UCF medical team is just the combine needed to buttress the research undertaken. It is the combine of UCF infectious disease specialist–Dr. Saleh Naser, a rheumatologist at UCF’s physician practice–Dr. Shazia Bég and a biomedical sciences doctoral candidate at the medical school—Robert Sharp. The combine carries all the needed specialities on board. The collaboration between the three has provided the relevant inferences reached so far in the ongoing research. The research was based on a definite background. The bacterial strain—MAP had already been implicated in a disease related to RA. The disease known as Crohn’s disease has the same genetic disposition as RA. Both these disorders are treated with immunosuppressive drugs. As already noted RA involves an excessive immune reaction. Immunosuppressive drugs are drugs which suppress the immune reaction. One of the three UCF researchers—Dr. Naser had discovered a connection between MAP and Crohn’s disease. In United Stated the ‘Federal Drug Administration (FDA)’ has approved clinical trial to treat Crohn’s patients with antibiotics in first ever phase III-FDA approved clinical trial, while as like RA it is treated with immunosuppressive drugs. The similarities led the team to investigate whether MAP could also be linked to RA, and the research to establish the link took-off.

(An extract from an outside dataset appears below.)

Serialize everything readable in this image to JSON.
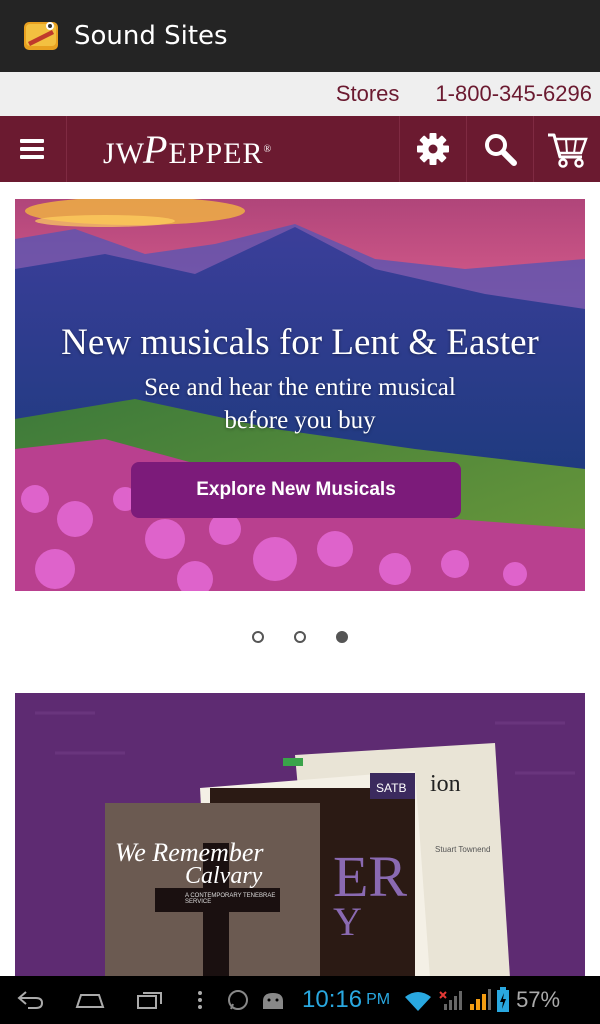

Moving from a treatment regimen of immunosuppression to treatment with antibiotics in related disorders like RA and Crohn’s disease would definitely need further research. The very fact however of clinical trials being allowed by FDA to treat Crohn’s patients with antibiotics has put the research on the right path. Dr. Shazia Beg has an interesting role in the research for which she recruited 100 of her patients who volunteered serum samples for testing. Seventy-eight percent of the patients with rheumatoid arthritis were found to have a mutation in the PTPN2/22 gene. It is relevant to note that the same genetic mutation was found in Crohn’s patients, and 40 percent of that number tested positive for MAP. It has led Dr. Naser to comment, “We believe that individuals born with this genetic mutation and who are later exposed to MAP through consuming contaminated milk or meat from infected cattle are at a higher risk of developing rheumatoid arthritis.” Whether the two diseases– Crohn’s and RA can occur simultaneously in the same patient is also a matter of investigations. Case studies have reported that some patients of RA suffer from Crohn’s disease and vice versa, the researchers say a national study is needed to investigate the incidence of the two diseases in the same patients.
“We don’t know the cause of rheumatoid arthritis, so we’re excited that we have found this association,” Dr. Bég has said. “But there is still a long way to go. We need to find out why MAP is more predominant in these patients – whether it’s present because they have RA, or whether it caused RA in these patients. If we find that out, then we can target treatment toward the MAP bacteria.” Dr. Shazia Beg’s remarkable research work sets as apart as a medical researcher with impeccable credentials. She would be adding to her laurels if the research work in which she has a pivotal role reaches its logical conclusion. She might well be on the path to it, given the wide interest in the medical circles across the globe vis-à-vis the resultant of the work done so far.
Courtesy Greater Kashmir